Dateline – July 2020 – Carrollton, Texas

A quick stop by the neighborhood turtle pond this past weekend revealed a plethora of activity. This spot is actually just a wide spot in Carrollton’s Dudley Branch. A bridge passes over the small creek here, allowing for a bird’s eye view of the going-ons in the clear, shallow water below.

A large Common Snapping Turtle

I stop by for a look-see whenever my morning dog walk route takes me by the bridge. On recent visits I quickly noticed something a little unusual. The normally wary and shy Red-eared Slider Turtles that lived here were not so wary and shy anymore.

As I stood next to the bridge railing the resident Red-eared Sliders started popping up to the surface and swimming my way from nearly every corner of the open water. Soon these turtles were joined by a couple of Common Snapping Turtles and the occasional Spiny Softshell.

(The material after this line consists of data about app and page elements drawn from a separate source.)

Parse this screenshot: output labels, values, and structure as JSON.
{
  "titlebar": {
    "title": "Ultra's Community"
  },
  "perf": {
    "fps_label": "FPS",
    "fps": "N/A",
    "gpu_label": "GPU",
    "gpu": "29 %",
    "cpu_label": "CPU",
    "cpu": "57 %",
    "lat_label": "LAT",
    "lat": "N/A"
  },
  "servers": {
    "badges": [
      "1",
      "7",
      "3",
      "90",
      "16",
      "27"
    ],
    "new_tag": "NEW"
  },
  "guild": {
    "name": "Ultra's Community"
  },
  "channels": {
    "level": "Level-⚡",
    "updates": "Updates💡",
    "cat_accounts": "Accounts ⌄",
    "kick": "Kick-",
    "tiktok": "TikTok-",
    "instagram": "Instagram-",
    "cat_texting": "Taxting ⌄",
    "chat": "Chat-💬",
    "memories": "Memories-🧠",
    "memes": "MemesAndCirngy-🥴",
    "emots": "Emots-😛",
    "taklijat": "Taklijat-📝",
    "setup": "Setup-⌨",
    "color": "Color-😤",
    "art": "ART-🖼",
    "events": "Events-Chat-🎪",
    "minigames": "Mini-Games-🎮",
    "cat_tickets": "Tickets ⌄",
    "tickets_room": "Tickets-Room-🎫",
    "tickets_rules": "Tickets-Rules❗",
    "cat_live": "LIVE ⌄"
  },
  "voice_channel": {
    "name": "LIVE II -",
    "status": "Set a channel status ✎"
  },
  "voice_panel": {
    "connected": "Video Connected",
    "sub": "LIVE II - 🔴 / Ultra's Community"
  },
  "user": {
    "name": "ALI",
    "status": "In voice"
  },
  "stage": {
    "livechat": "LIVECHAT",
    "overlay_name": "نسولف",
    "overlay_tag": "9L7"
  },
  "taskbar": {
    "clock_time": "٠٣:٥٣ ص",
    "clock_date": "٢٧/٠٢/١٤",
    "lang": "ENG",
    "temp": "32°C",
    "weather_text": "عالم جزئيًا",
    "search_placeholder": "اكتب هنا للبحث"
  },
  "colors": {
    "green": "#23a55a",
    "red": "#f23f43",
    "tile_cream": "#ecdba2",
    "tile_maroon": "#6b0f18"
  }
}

Bold Green Sunfish appeared, darting through the water just below my reflection; as did a half dozen or so surprisingly large (16 inches) Black Bullhead Catfish.

A video montage of the turtle action

The turtles all gathered around just below the bridge, treading water and looking up with comical anticipation. The reason? Evidently, some of the folks in the neighborhood have discovered the fun of feeding the turtles and fish from the bridge railing. The grand aquatic menagerie has now come to expect food from anyone who happens to stop by!

And while, I certainly don’t condone feeding wildlife in this manner—habituating wildlife in this way is seldom a good idea, and some food items can even be harmful. In this case, it has certainly created an interesting wildlife viewing opportunity.

A Common Snapping Turtle reaching up out of the murk for a breath of fresh air.
He knows there is something special in the wind
He immediately begins moving toward the bridge where I was standing
Floating expectantly beneath the bridge
A Common Snapping Turtle swim-by
Hoping to be fed
The snapping turtle was soon joined by a multitude
of Red-eared Sliders—easily the most abundant turtle in the creek.
Algae is just beginning to grow on the carapace of this slider
A vividly colored youngster
In early June, I photographed these three silver dollar-sized
juvenile Red-eared Sliders basking in the sun
The much bigger adults like to bask as well
Red-eared Sliders soaking up the sun
This slider’s shell is nearly covered with a camouflaging growth of algae
Swimming over the rocky nest of a large Green Sunfish
There were several Green Sunfish nest in this part of the creek
On the bridge abutment this quick moving Green Anole caught my attention
as he hunted the abundant insects living near the creek water
Green seemed to be the theme for the day…
I caught glimpse of this Green Heron hunting the
reed beds surrounding the open water
The Red-eared Sliders were also sharing the creek
with this massive beast—a female Spiny Softshell Turtle
This was the largest turtle of them all. Her shell was
bigger around than a dinner plate!
She was in the running for longest neck as well!
Floating at the surface…
…and submerging
With her neck fully extended this turtle was approaching two feet in length
Spiny Softshell Turtles are strong swimmers
Look at those webbed toes… They make excellent paddles
Earlier in the season I found this juvenile softshell at the same location.
This little one could fit easily on a stand drink coaster with room to spare.
Quite a difference from the gargantuan adults!
A half dozen 16 inch Black Bullhead Catfish shared the water with the turtles
Just as I was about to leave, another big snapper made an appearance
This was the largest of them all, and brought the snapper grand total
at this location to three!
Notice the plump leech attached to the snapper’s carapace.